The RBDG has streamlined the workflow for homeowners in Hoboken looking to comply with regulations administered by the International Construction Code (ICC), the New Jersey Department of Environmental Protection (NJDEP) and the Hoboken Flood Damage Prevention Ordinance. The RBDG also consolidated the vast body of material available in National Flood Insurance Program technical bulletins to provide guidance in best practices. Consistency and clarity in guidance helped expedite the process for those looking to recover.

The RBDG now acts as a blueprint for resilient design in our coastal floodplain, which encompasses more than 70 percent of the city. These guidelines serve as a tool for homeowners, businesses and commercial entities, both for preparation before and recovery from a disaster. The RBDG assists in identifying appropriate materials for the recovery process, learning how to appropriately document mitigation measures and informing which design interventions satisfy zoning and building codes.

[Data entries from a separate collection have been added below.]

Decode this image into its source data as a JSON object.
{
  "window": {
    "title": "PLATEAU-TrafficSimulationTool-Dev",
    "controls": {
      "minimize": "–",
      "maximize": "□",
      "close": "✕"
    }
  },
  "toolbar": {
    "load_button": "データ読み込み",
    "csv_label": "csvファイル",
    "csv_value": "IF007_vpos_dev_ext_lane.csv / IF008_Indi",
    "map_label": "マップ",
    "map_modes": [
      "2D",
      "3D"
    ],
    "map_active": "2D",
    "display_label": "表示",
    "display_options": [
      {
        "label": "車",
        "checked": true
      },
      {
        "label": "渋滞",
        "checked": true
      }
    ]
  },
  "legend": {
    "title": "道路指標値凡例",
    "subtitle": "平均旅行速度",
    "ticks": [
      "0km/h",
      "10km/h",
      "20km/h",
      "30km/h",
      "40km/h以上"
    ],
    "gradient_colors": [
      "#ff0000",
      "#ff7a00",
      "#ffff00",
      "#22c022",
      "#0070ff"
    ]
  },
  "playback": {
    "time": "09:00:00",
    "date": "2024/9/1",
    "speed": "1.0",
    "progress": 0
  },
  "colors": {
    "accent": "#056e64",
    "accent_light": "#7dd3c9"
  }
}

We know it is not helpful, for instance, to hand someone a stack of FEMA technical bulletins, the construction code and the municipal land use law and walk away. It is, however, helpful for state agencies to identify which resources should be consolidated to help simplify, and thus expedite, the reconstruction process on the city level. Pre-disaster planning can to help municipalities adapt, build and respond in a more resilient way.

Seeing progress across the Hudson

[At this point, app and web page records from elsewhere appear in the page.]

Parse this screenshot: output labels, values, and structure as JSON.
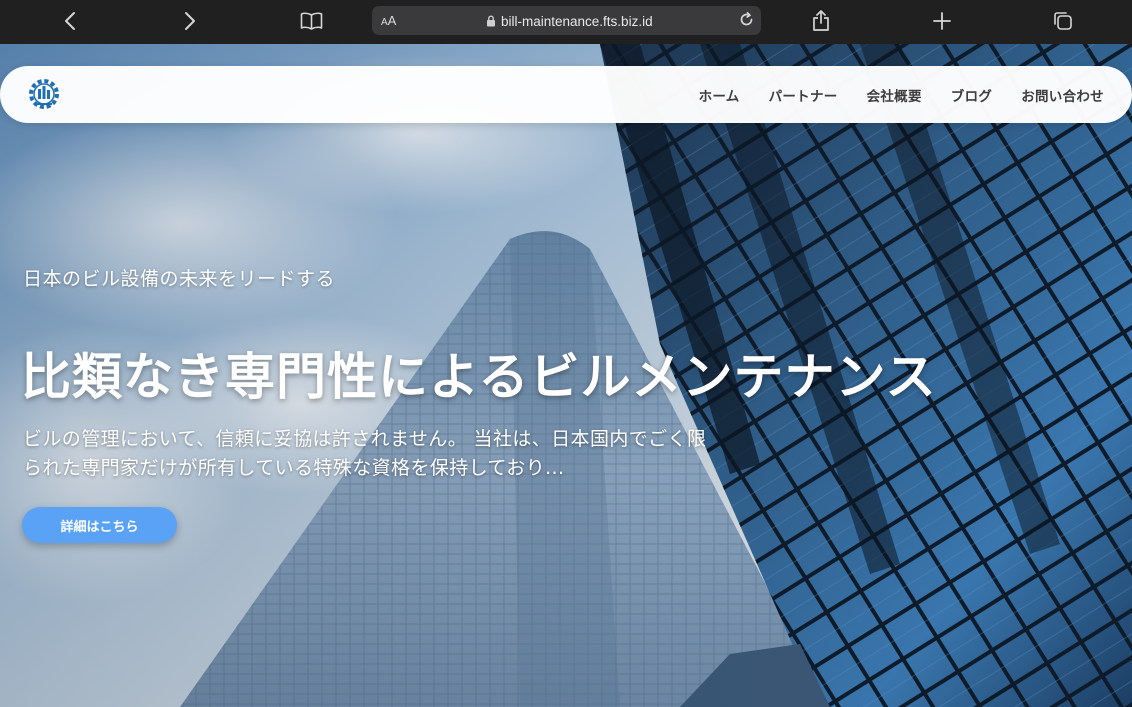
{
  "browser": {
    "address_prefix_small": "A",
    "address_prefix_big": "A",
    "url": "bill-maintenance.fts.biz.id",
    "icons": [
      "back-icon",
      "forward-icon",
      "bookmarks-icon",
      "lock-icon",
      "reload-icon",
      "share-icon",
      "new-tab-icon",
      "tabs-icon"
    ]
  },
  "nav": {
    "items": [
      {
        "label": "ホーム"
      },
      {
        "label": "パートナー"
      },
      {
        "label": "会社概要"
      },
      {
        "label": "ブログ"
      },
      {
        "label": "お問い合わせ"
      }
    ]
  },
  "hero": {
    "tagline": "日本のビル設備の未来をリードする",
    "headline": "比類なき専門性によるビルメンテナンス",
    "description": "ビルの管理において、信頼に妥協は許されません。 当社は、日本国内でごく限られた専門家だけが所有している特殊な資格を保持しており...",
    "cta_label": "詳細はこちら"
  },
  "colors": {
    "accent": "#5aa2f5",
    "browser_bar": "#202020",
    "nav_text": "#3d3d3d",
    "logo_blue": "#1f6fb5"
  }
}
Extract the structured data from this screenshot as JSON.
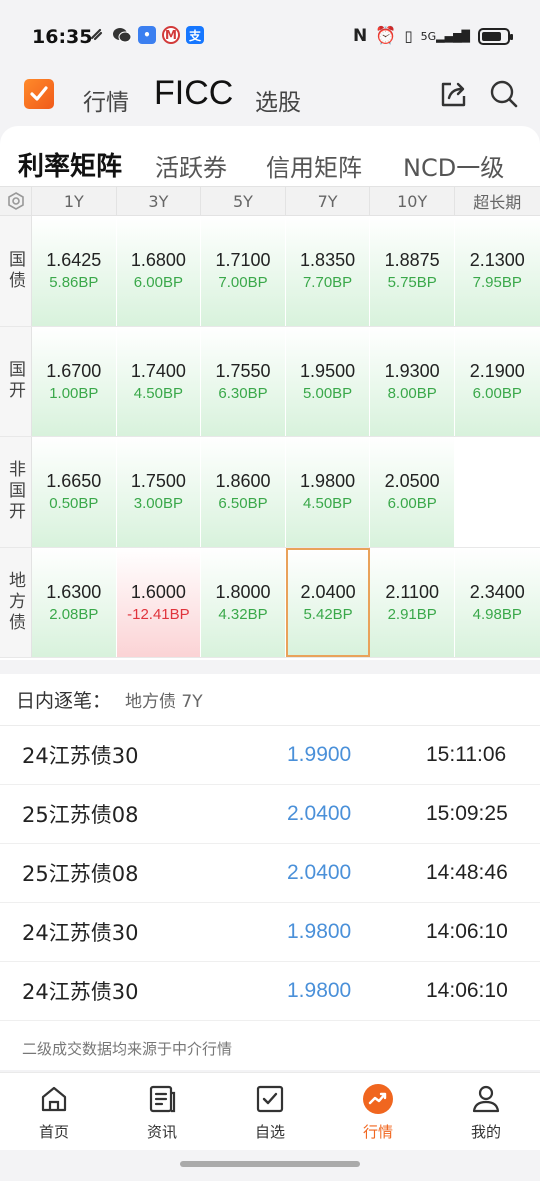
{
  "status_bar": {
    "time": "16:35",
    "network": "5G"
  },
  "header": {
    "tabs": [
      "行情",
      "FICC",
      "选股"
    ],
    "active_tab": "FICC",
    "accent_color": "#f0661f"
  },
  "sub_tabs": {
    "items": [
      "利率矩阵",
      "活跃券",
      "信用矩阵",
      "NCD一级"
    ],
    "active": "利率矩阵"
  },
  "matrix": {
    "columns": [
      "1Y",
      "3Y",
      "5Y",
      "7Y",
      "10Y",
      "超长期"
    ],
    "rows": [
      {
        "label": "国债",
        "cells": [
          {
            "yield": "1.6425",
            "bp": "5.86BP",
            "dir": "up"
          },
          {
            "yield": "1.6800",
            "bp": "6.00BP",
            "dir": "up"
          },
          {
            "yield": "1.7100",
            "bp": "7.00BP",
            "dir": "up"
          },
          {
            "yield": "1.8350",
            "bp": "7.70BP",
            "dir": "up"
          },
          {
            "yield": "1.8875",
            "bp": "5.75BP",
            "dir": "up"
          },
          {
            "yield": "2.1300",
            "bp": "7.95BP",
            "dir": "up"
          }
        ]
      },
      {
        "label": "国开",
        "cells": [
          {
            "yield": "1.6700",
            "bp": "1.00BP",
            "dir": "up"
          },
          {
            "yield": "1.7400",
            "bp": "4.50BP",
            "dir": "up"
          },
          {
            "yield": "1.7550",
            "bp": "6.30BP",
            "dir": "up"
          },
          {
            "yield": "1.9500",
            "bp": "5.00BP",
            "dir": "up"
          },
          {
            "yield": "1.9300",
            "bp": "8.00BP",
            "dir": "up"
          },
          {
            "yield": "2.1900",
            "bp": "6.00BP",
            "dir": "up"
          }
        ]
      },
      {
        "label": "非国开",
        "cells": [
          {
            "yield": "1.6650",
            "bp": "0.50BP",
            "dir": "up"
          },
          {
            "yield": "1.7500",
            "bp": "3.00BP",
            "dir": "up"
          },
          {
            "yield": "1.8600",
            "bp": "6.50BP",
            "dir": "up"
          },
          {
            "yield": "1.9800",
            "bp": "4.50BP",
            "dir": "up"
          },
          {
            "yield": "2.0500",
            "bp": "6.00BP",
            "dir": "up"
          },
          {
            "yield": "",
            "bp": "",
            "dir": "empty"
          }
        ]
      },
      {
        "label": "地方债",
        "cells": [
          {
            "yield": "1.6300",
            "bp": "2.08BP",
            "dir": "up"
          },
          {
            "yield": "1.6000",
            "bp": "-12.41BP",
            "dir": "down"
          },
          {
            "yield": "1.8000",
            "bp": "4.32BP",
            "dir": "up"
          },
          {
            "yield": "2.0400",
            "bp": "5.42BP",
            "dir": "up",
            "selected": true
          },
          {
            "yield": "2.1100",
            "bp": "2.91BP",
            "dir": "up"
          },
          {
            "yield": "2.3400",
            "bp": "4.98BP",
            "dir": "up"
          }
        ]
      }
    ]
  },
  "intraday": {
    "title": "日内逐笔：",
    "selection": "地方债 7Y",
    "trades": [
      {
        "name": "24江苏债30",
        "price": "1.9900",
        "time": "15:11:06"
      },
      {
        "name": "25江苏债08",
        "price": "2.0400",
        "time": "15:09:25"
      },
      {
        "name": "25江苏债08",
        "price": "2.0400",
        "time": "14:48:46"
      },
      {
        "name": "24江苏债30",
        "price": "1.9800",
        "time": "14:06:10"
      },
      {
        "name": "24江苏债30",
        "price": "1.9800",
        "time": "14:06:10"
      }
    ],
    "footnote": "二级成交数据均来源于中介行情"
  },
  "bottom_nav": {
    "items": [
      {
        "label": "首页",
        "icon": "home-icon"
      },
      {
        "label": "资讯",
        "icon": "news-icon"
      },
      {
        "label": "自选",
        "icon": "watchlist-icon"
      },
      {
        "label": "行情",
        "icon": "market-icon"
      },
      {
        "label": "我的",
        "icon": "profile-icon"
      }
    ],
    "active": "行情"
  }
}
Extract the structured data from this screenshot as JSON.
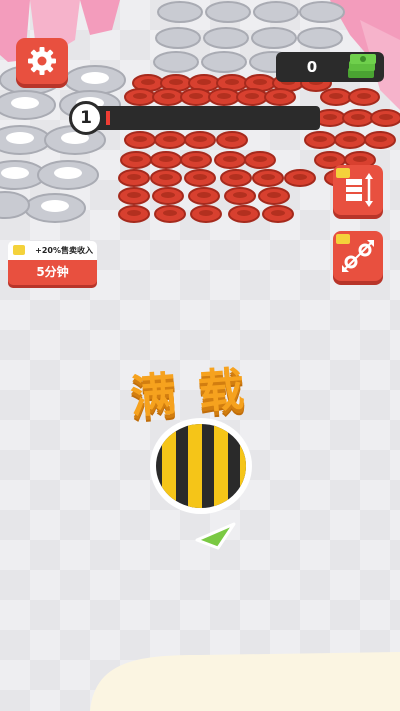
{
  "hud": {
    "money": "0",
    "level": "1",
    "level_progress": 0.02,
    "status_text": "满载",
    "bonus": {
      "title": "+20%售卖收入",
      "duration": "5分钟"
    }
  },
  "icons": {
    "settings": "gear-icon",
    "money": "cash-stack-icon",
    "capacity_upgrade": "capacity-upgrade-icon",
    "speed_upgrade": "speed-upgrade-icon",
    "ad_video": "video-ad-icon",
    "direction": "direction-arrow-icon"
  },
  "colors": {
    "accent_red": "#e8503f",
    "hud_dark": "#2b2b2b",
    "progress_red": "#ef3d34",
    "status_orange": "#f6a21e",
    "player_yellow": "#f5c518",
    "arrow_green": "#7ac943",
    "cash_green": "#5fbf3f"
  }
}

In the spring of 2018, New York City issued the Climate Resiliency Design Guidelines, and the Waterfront Alliance—an organization advocating for resilient and accessible waterfront development in the New York City metro area—issued their Waterfront Edge Design Guidelines.

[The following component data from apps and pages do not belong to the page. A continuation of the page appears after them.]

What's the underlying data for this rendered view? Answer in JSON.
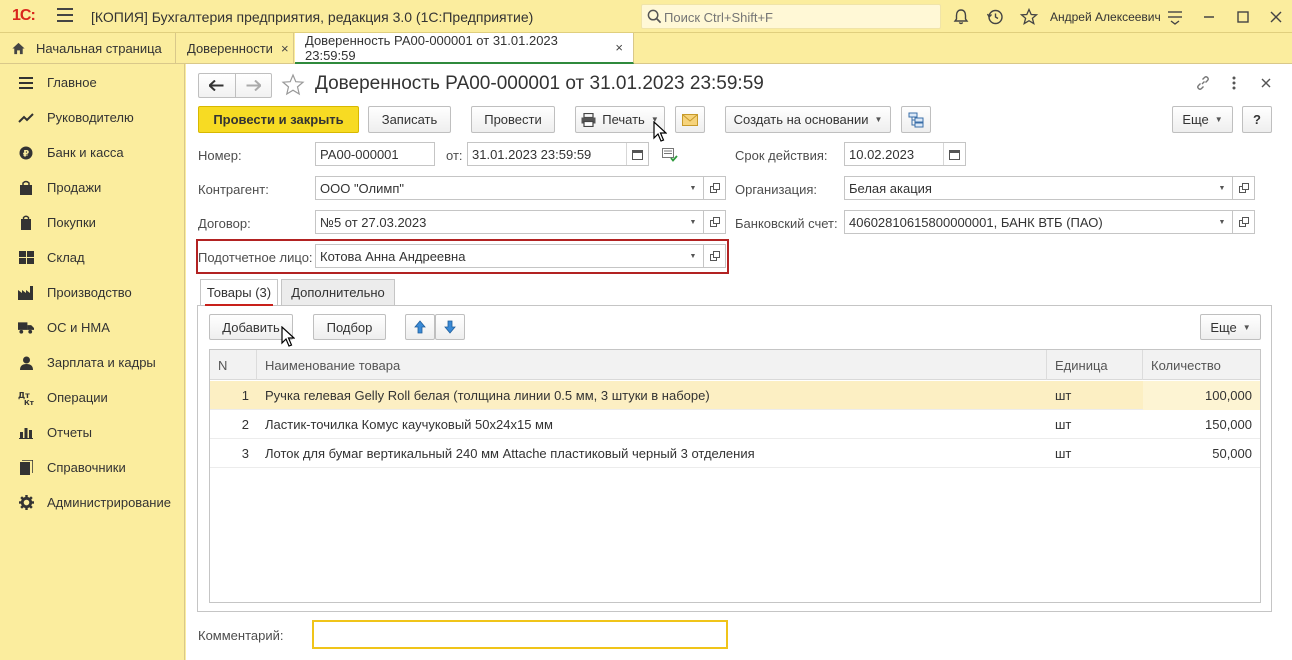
{
  "app": {
    "logo": "1С:",
    "title": "[КОПИЯ] Бухгалтерия предприятия, редакция 3.0  (1С:Предприятие)",
    "search_placeholder": "Поиск Ctrl+Shift+F",
    "user": "Андрей Алексеевич"
  },
  "tabs": [
    {
      "label": "Начальная страница"
    },
    {
      "label": "Доверенности",
      "close": "×"
    },
    {
      "label": "Доверенность РА00-000001 от 31.01.2023 23:59:59",
      "close": "×"
    }
  ],
  "sidebar": {
    "items": [
      {
        "label": "Главное",
        "icon": "menu-icon"
      },
      {
        "label": "Руководителю",
        "icon": "chart-trend-icon"
      },
      {
        "label": "Банк и касса",
        "icon": "coin-icon"
      },
      {
        "label": "Продажи",
        "icon": "shopping-bag-icon"
      },
      {
        "label": "Покупки",
        "icon": "cart-icon"
      },
      {
        "label": "Склад",
        "icon": "warehouse-icon"
      },
      {
        "label": "Производство",
        "icon": "factory-icon"
      },
      {
        "label": "ОС и НМА",
        "icon": "truck-icon"
      },
      {
        "label": "Зарплата и кадры",
        "icon": "person-icon"
      },
      {
        "label": "Операции",
        "icon": "debit-credit-icon"
      },
      {
        "label": "Отчеты",
        "icon": "bar-chart-icon"
      },
      {
        "label": "Справочники",
        "icon": "book-icon"
      },
      {
        "label": "Администрирование",
        "icon": "gear-icon"
      }
    ]
  },
  "document": {
    "title": "Доверенность РА00-000001 от 31.01.2023 23:59:59"
  },
  "toolbar": {
    "post_close": "Провести и закрыть",
    "save": "Записать",
    "post": "Провести",
    "print": "Печать",
    "create_based": "Создать на основании",
    "more": "Еще",
    "help": "?"
  },
  "form": {
    "number_label": "Номер:",
    "number": "РА00-000001",
    "date_label": "от:",
    "date": "31.01.2023 23:59:59",
    "valid_label": "Срок действия:",
    "valid": "10.02.2023",
    "counterparty_label": "Контрагент:",
    "counterparty": "ООО \"Олимп\"",
    "org_label": "Организация:",
    "org": "Белая акация",
    "contract_label": "Договор:",
    "contract": "№5 от 27.03.2023",
    "bank_label": "Банковский счет:",
    "bank": "40602810615800000001, БАНК ВТБ (ПАО)",
    "person_label": "Подотчетное лицо:",
    "person": "Котова Анна Андреевна",
    "comment_label": "Комментарий:",
    "comment": ""
  },
  "inner_tabs": [
    {
      "label": "Товары (3)"
    },
    {
      "label": "Дополнительно"
    }
  ],
  "table_toolbar": {
    "add": "Добавить",
    "select": "Подбор",
    "more": "Еще"
  },
  "table": {
    "columns": [
      "N",
      "Наименование товара",
      "Единица",
      "Количество"
    ],
    "rows": [
      {
        "n": "1",
        "name": "Ручка гелевая Gelly Roll белая (толщина линии 0.5 мм, 3 штуки в наборе)",
        "unit": "шт",
        "qty": "100,000"
      },
      {
        "n": "2",
        "name": "Ластик-точилка Комус каучуковый 50х24х15 мм",
        "unit": "шт",
        "qty": "150,000"
      },
      {
        "n": "3",
        "name": "Лоток для бумаг вертикальный 240 мм Attache пластиковый черный 3 отделения",
        "unit": "шт",
        "qty": "50,000"
      }
    ]
  },
  "colors": {
    "shell": "#fbed9e",
    "primary_button": "#f7db23",
    "selected_row": "#fcefc3",
    "highlight_border": "#b22222",
    "tab_underline": "#c8201a",
    "active_tab_underline": "#2f8a3c"
  }
}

Each guidance document references the best available science, as well as thought leadership by design professionals working throughout the world. These documents represent a template for decision-making that impacts almost every facet of capital planning, serving as a consistent methodology for building and landscape architects, engineers and planners to design building and infrastructure projects that are resilient to changing climate conditions in the city. The guidelines offer step-by-step instructions on how best to supplement historic climate data with regionally specific, forward-looking climate change data into the design of city projects.

Beginning with the end in mind

A resilient design strategy addresses challenges not with a linear approach, but instead comprehensively, to combine and balance outcomes and requirements. In 1992, noted design and innovation professor Richard Buchanan analyzed design theorist and fellow professor Horst Rittel in Wicked Problems in Design Thinking. The essay presents a dilemma: So-called “wicked problems” of design thinking are difficult to solve among an excess of confusing information, conflicting values and blurred ramifications. Not only are wicked problems difficult to solve, but intractable issues are also often inaccurately categorized as “true or false” instead of “good or bad.”

In fact, there are no “wrong” approaches to design, just less effective ones. Resilient design problems are not like algebra—there isn’t a “right" answer or an exhaustive list of admissible options for enhancing resilience.

It’s heartening to see that states are acknowledging this challenge. On May 21, New Jersey unveiled its Resilient NJ program of resilience planning grants, which focuses on regional teams rather than discrete projects. This program is exactly the type of thought leadership that may help resolve complex, large-scale, regional design issues in the future.

In Hoboken, we know all too well how strong coordination and communication between different levels of government can support effective disaster preparation and rebuilding efforts. As states seek to support municipalities like Hoboken following a disaster, no one can afford to be the last frog that jumps out of the pot—nor can we downplay the high costs of inaction.

It is critical to establish and maintain effective engagement with state agencies and to have access to applicable state-level resources to ensure our cities and towns are prepared for the next Superstorm Sandy. The price of inaction rests on our shoulders. As Rittel keenly identified as one of the properties of wicked problems, we have “no right to be wrong…[and] are fully responsible” for our actions.